Following up on a promise made last Fall to tribal leaders from across the country, President Barack Obama is on the Standing Rock Sioux Reservation in North Dakota today. And though a presidential visit is a big event in any part of the country, feelings on this Native American land that stretches across 2 states is being met with mixed feelings.

Reptile Gardens Makes Guiness Book

Jun 12, 2014
Photo by Jim Kent

As South Dakota marks 125 years of statehood, SDPB is featuring stories that rediscover our identity and heritage through the people, places, and ideas that make this state unique. Although most people across the country might consider us as “Small Town, U.S.A.”, many of our “places” are world-class. Today we visit a Black Hills institution that just made it into the Guinness Book of World Records as the largest in its class.

Hoka Coffee Creates Rez Brew

May 30, 2014
Courtesy Hoka! Coffee

The Lakota are known for their strong cultural beliefs and traditions, their respect for all creatures – especially the buffalo, their sense of humor and their love of gatherings – large and small – that revolve around food. Always present at these gatherings – regardless of the season, is coffee.

Today we visit with a young woman on the Pine Ridge Reservation who decided to honor her own love of the coffea shrub – and that of the Lakota people – by establishing her own coffee company.

Non-Profit Provides Vet Services For Rez Dogs

May 19, 2014
Photo by Jim Kent

 A non-profit organization on the Pine Ridge Reservation was founded with two primary goals in mind: care for the animals on the home lands of the Oglala Lakota, especially dogs…and reduce the population of “man’s best friend” that wander through the reservation’s villages.

Today we visit with a group of women who are doing their best to achieve both those goals – one “sunka” dog at a time.

Managing Bison In The Badlands South Unit

May 16, 2014
Courtesy Badlands National Park

Transfer of Badlands National Park’s South Unit management to the Oglala Sioux Tribe has been an ongoing process since 2006. Plans for a series of public meetings on bison management in that area, and the sudden cancelation of those meetings, has raised red flags among tribal members as well as the South Dakota Stockgrowers Association. Their joint concerns center on the intentions of the National Park Service and the Oglala Sioux tribe toward landowners and those who lease land near the South Unit.
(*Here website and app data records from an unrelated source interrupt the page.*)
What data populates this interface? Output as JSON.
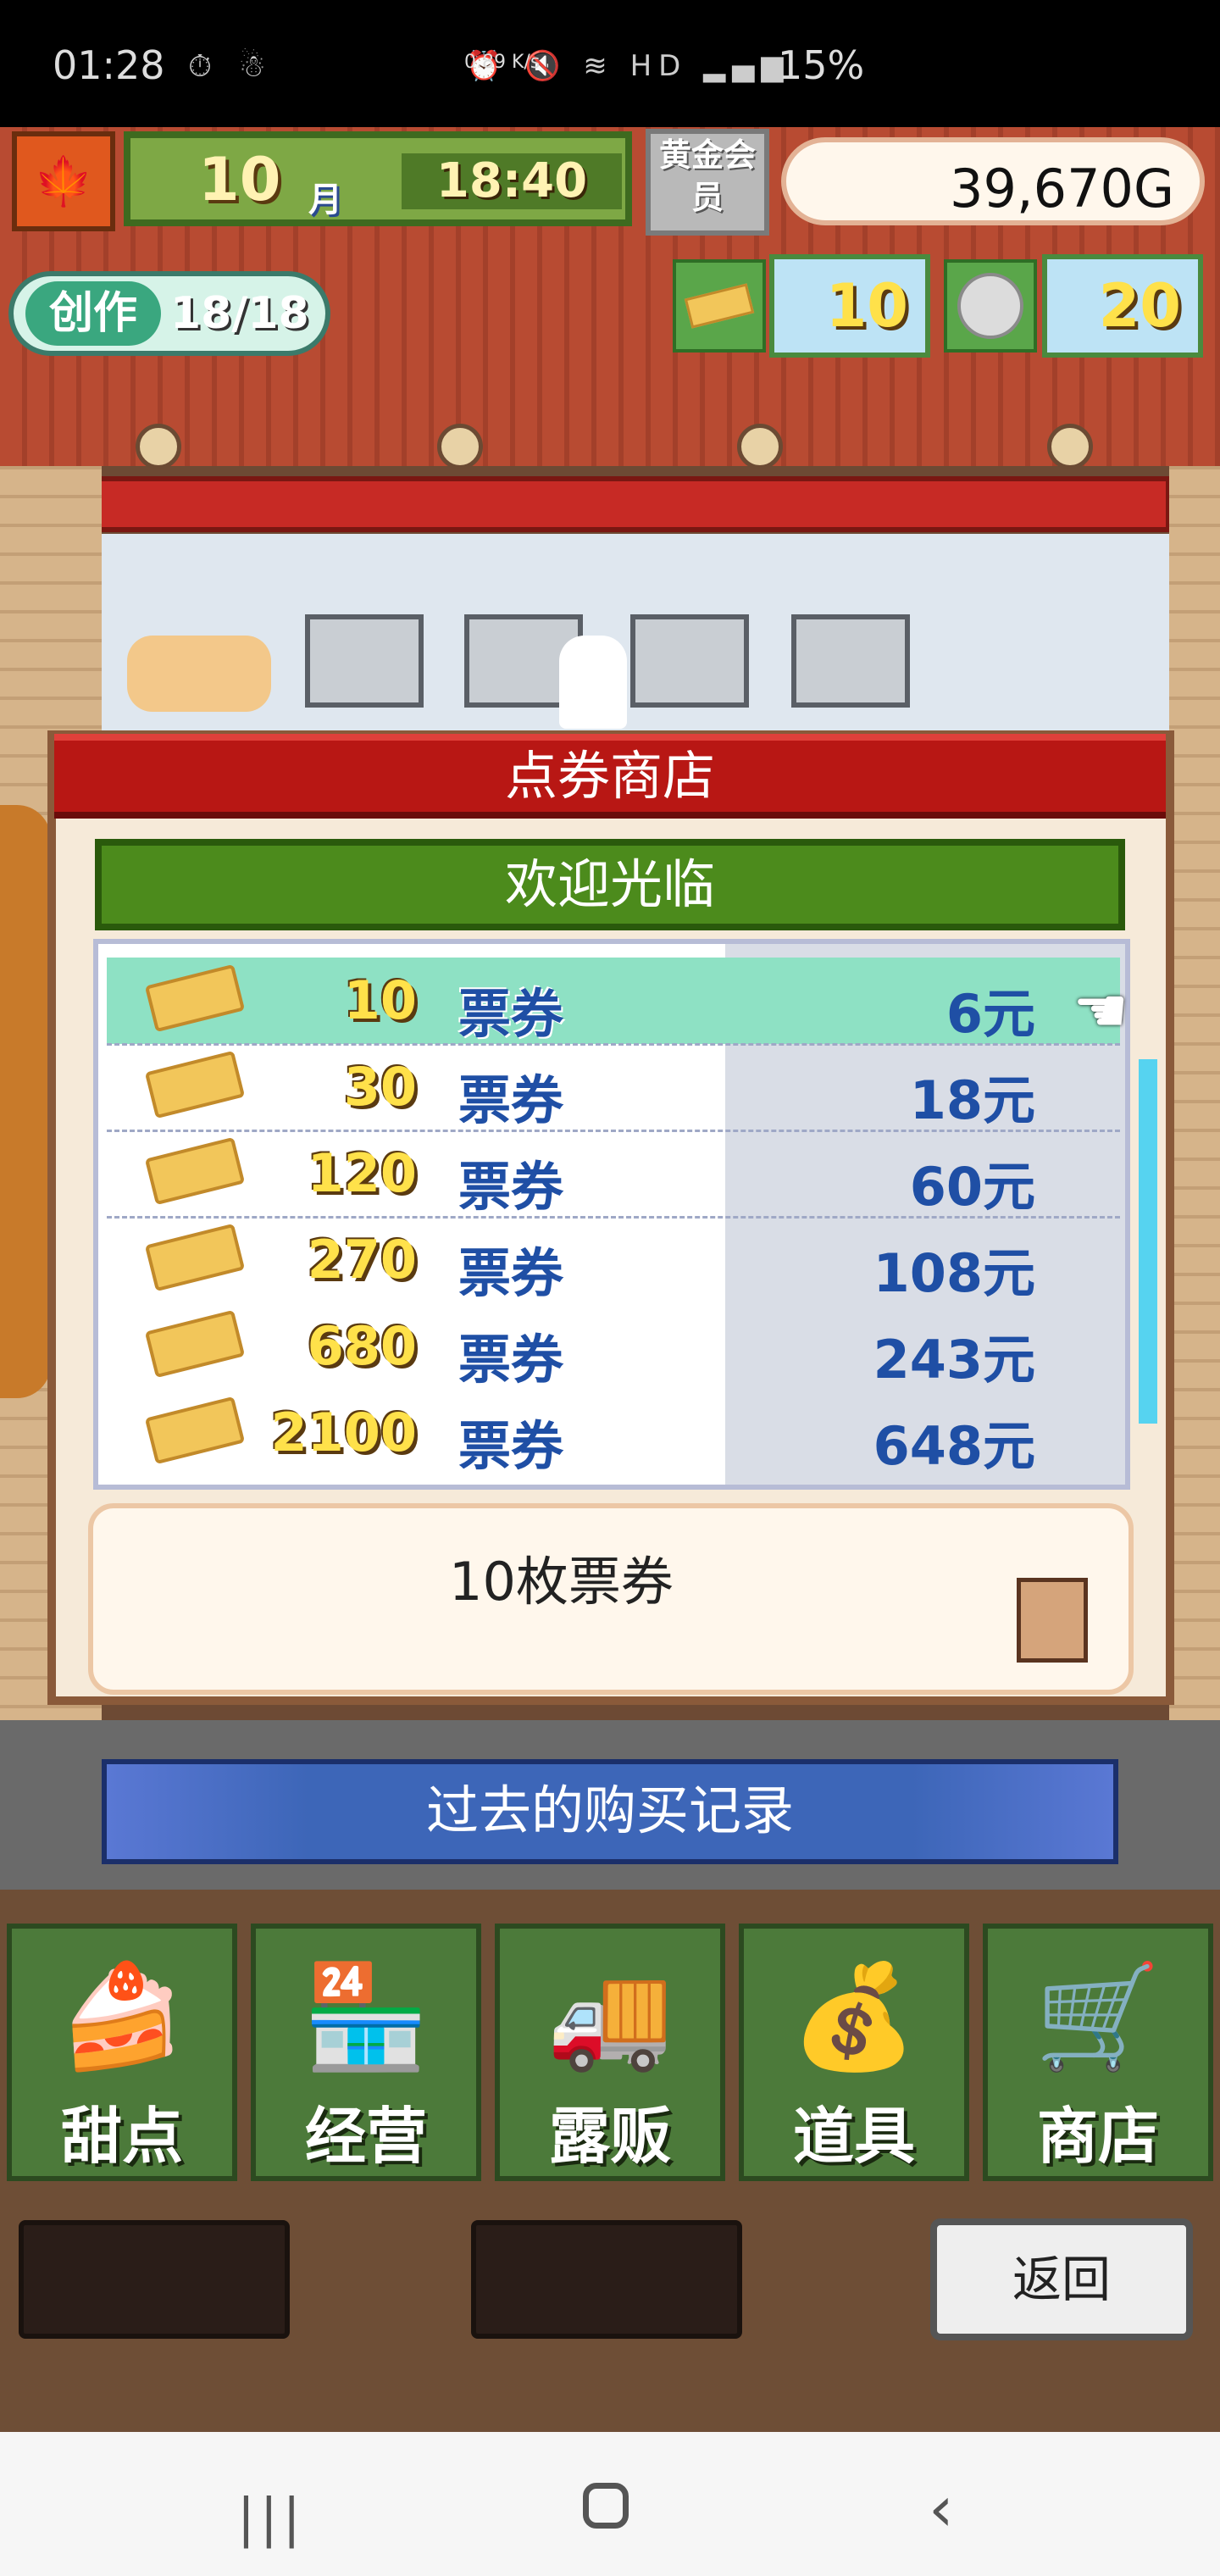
{
  "status_bar": {
    "time": "01:28",
    "net_speed": "0.89 K/s",
    "battery": "15%"
  },
  "hud": {
    "season_icon": "maple-leaf-icon",
    "month": "10",
    "month_unit": "月",
    "clock": "18:40",
    "gold_member": "黄金会员",
    "money": "39,670G",
    "create_label": "创作",
    "create_value": "18/18",
    "tickets": "10",
    "coins": "20"
  },
  "dialog": {
    "title": "点券商店",
    "welcome": "欢迎光临",
    "unit_label": "票券",
    "items": [
      {
        "qty": "10",
        "price": "6元",
        "selected": true
      },
      {
        "qty": "30",
        "price": "18元",
        "selected": false
      },
      {
        "qty": "120",
        "price": "60元",
        "selected": false
      },
      {
        "qty": "270",
        "price": "108元",
        "selected": false
      },
      {
        "qty": "680",
        "price": "243元",
        "selected": false
      },
      {
        "qty": "2100",
        "price": "648元",
        "selected": false
      }
    ],
    "description": "10枚票券",
    "history_button": "过去的购买记录"
  },
  "menu": {
    "items": [
      {
        "label": "甜点",
        "icon": "cake-icon"
      },
      {
        "label": "经营",
        "icon": "shop-icon"
      },
      {
        "label": "露贩",
        "icon": "food-truck-icon"
      },
      {
        "label": "道具",
        "icon": "item-bag-icon"
      },
      {
        "label": "商店",
        "icon": "shopping-cart-icon"
      }
    ],
    "back_button": "返回"
  },
  "colors": {
    "title_red": "#b81714",
    "welcome_green": "#4c8b1c",
    "price_blue": "#1f4fa5",
    "selected_row": "#8ee1c4"
  }
}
Evans Plunge Re-Opens Under City Ownership

May 5, 2014
Courtesy City of Hot Springs

The Evans Plunge has been an important part of the small southern Black Hills town of Hot Springs for more than a century. Its warm waters have helped soothe those with physical ailments as well as provide a place for recreational activities to visitors and local residents alike. 

We visited “The Plunge” after its recent Grand Re-Opening to talk to community members about their views on the popular water spot’s new owners: the city of Hot Springs.

Mammoth Site Plans Expansion

Apr 23, 2014
Courtesy of The Mammoth Site

The Mammoth Site is one of the premiere tourist attractions in Hot Springs, bringing in some 100,000 visitors each year. These numbers have more than outgrown the facilities available for those who flock to Southwestern South Dakota from around the world to learn about the state’s ancient history.

Plans are underway to construct a 5000-square foot facility to provide more educational space for paleontology enthusiasts and, hopefully, more tourism income to the Hot Springs community.